The G8 Summit at the Gleneagles Hotel in Scotland this week will be presented with a historic opportunity--and a responsibility--to take meaningful steps to end the most extreme forms of poverty in the world. For President Bush, it will be an interesting test measuring the compatibility of his conservative political ideology with his Christian beliefs.
What should happen at Gleneagles? At a minimum, the G8 leaders should be expected to commit their states to spending 0.7 percent of GDP for the relief of poverty, a target developed at the 2002 Monterey Financing for Development Conference. (Two G8 members, France and the U.K., have already committed to reaching the 0.7 percent level by 2012 and 2013, respectively.)
For a view of what's at stake and what can be done, see this interview with economist Jeffrey Sachs, author of The End of Poverty: Economic Possibilities for Our Time, or Sachs's article in the March/April 2005 issue of Foreign Affairs entitled "The Development Challenge" (.pdf file). To the objection that ending poverty is a fantasy that no one should take seriously as a policy goal, Sachs replies, "When John Maynard Keynes was writing at the height of the Great Depression in 1930, he said there would be no more extreme poverty in Europe and America by the end of the 20th century--no starvation or absolute desperation. It sounded like fantasy then too, but Keynes got it right."
But isn't the United States already incredibly generous with those around the world who are in need? In a word, no. In a recent op-ed piece published in the Los Angeles Times, Sachs wrote the following:
Total annual U.S. aid for all of Africa is about $3 billion, equivalent to about two days of Pentagon spending. About $1 billion pays for emergency food aid, of which half is for transport. About $1.5 billion is for "technical cooperation," essentially salaries of U.S. consultants. Only about $500 million a year--less than $1 per African--finances clinics, schools, food production, roads, power, Internet connectivity, safe drinking water, sanitation, family planning and lifesaving health interventions to fight malaria, AIDS and other diseases.
But is a commitment to spend 0.7 percent of GDP for global poverty relief politically feasible for the president of the United States? In other words, would the American people accept such a commitment on their behalf? According to a just-released poll by the Program on International Policy Attitudes (PIPA), 65 percent of Americans would accept such a commitment if other rich nations did so as well. (Among Democrats, 77 percent expressed support; among Republicans, 57 percent--still a solid majority--did so.)
The facts are on the table.
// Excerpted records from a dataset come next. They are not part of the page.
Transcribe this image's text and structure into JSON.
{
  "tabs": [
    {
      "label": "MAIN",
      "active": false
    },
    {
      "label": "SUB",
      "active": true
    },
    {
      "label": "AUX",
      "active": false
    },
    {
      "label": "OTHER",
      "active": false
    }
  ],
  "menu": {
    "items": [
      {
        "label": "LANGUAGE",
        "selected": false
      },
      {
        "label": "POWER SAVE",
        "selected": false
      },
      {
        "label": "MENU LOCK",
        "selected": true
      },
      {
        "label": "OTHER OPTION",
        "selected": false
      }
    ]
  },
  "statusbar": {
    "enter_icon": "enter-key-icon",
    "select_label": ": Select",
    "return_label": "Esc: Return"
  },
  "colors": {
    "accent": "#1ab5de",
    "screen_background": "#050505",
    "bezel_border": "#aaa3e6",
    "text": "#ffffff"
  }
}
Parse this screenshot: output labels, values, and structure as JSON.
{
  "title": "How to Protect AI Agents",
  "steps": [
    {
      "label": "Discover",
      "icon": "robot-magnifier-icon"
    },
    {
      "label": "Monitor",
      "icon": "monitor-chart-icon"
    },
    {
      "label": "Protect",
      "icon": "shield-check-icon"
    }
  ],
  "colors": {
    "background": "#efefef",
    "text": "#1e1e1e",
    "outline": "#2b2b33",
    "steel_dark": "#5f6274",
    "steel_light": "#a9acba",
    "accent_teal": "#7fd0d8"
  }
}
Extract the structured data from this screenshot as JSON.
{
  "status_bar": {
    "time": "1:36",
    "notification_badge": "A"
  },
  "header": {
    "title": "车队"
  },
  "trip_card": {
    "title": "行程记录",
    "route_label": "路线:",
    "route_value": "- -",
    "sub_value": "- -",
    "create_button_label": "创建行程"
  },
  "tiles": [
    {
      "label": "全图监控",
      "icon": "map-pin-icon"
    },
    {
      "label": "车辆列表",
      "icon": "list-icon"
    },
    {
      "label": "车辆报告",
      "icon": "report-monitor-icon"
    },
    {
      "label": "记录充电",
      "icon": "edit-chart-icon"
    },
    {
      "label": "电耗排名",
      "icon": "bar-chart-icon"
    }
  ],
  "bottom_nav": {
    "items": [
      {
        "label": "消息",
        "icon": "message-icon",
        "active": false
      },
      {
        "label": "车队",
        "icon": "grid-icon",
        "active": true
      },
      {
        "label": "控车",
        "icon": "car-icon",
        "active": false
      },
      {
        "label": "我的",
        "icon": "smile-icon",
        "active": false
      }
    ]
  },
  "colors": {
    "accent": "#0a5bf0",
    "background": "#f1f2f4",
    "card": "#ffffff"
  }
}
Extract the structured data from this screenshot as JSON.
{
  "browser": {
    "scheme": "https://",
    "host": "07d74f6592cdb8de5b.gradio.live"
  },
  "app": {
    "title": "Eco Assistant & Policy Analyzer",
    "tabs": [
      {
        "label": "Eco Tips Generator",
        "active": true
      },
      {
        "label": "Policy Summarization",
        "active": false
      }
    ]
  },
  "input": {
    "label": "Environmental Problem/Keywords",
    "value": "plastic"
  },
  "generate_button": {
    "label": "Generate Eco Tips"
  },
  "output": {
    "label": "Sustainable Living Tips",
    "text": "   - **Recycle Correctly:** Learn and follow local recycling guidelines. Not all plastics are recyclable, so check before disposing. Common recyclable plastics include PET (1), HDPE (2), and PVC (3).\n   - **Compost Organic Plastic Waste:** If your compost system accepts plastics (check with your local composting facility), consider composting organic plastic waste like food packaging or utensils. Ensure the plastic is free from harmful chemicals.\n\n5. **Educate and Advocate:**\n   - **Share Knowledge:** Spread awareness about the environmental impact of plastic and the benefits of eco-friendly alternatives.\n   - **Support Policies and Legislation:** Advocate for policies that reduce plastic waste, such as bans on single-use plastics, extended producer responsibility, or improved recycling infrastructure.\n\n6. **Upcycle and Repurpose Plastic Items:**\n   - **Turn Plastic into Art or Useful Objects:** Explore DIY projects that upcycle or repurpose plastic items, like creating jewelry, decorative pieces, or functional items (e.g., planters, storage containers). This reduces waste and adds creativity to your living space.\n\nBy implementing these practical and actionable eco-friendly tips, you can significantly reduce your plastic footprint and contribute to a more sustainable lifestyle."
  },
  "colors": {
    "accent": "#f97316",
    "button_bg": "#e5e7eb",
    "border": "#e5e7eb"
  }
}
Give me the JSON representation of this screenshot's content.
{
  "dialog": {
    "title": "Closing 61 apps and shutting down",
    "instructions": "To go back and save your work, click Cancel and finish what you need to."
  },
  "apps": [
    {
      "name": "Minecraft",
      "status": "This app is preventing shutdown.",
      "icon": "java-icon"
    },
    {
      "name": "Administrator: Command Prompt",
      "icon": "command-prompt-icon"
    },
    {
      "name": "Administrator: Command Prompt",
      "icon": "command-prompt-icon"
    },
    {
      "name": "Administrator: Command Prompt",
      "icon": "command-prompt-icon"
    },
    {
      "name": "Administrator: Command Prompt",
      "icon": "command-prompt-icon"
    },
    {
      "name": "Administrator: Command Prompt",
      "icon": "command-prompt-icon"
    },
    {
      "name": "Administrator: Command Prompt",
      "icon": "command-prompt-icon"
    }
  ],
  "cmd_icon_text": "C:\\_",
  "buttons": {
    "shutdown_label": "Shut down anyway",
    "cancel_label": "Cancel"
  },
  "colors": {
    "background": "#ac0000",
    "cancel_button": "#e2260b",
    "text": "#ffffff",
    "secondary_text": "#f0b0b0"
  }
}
What will the G8 do this week? What will President Bush do on behalf of the United States? What, in the end, will his moral values guide him to do?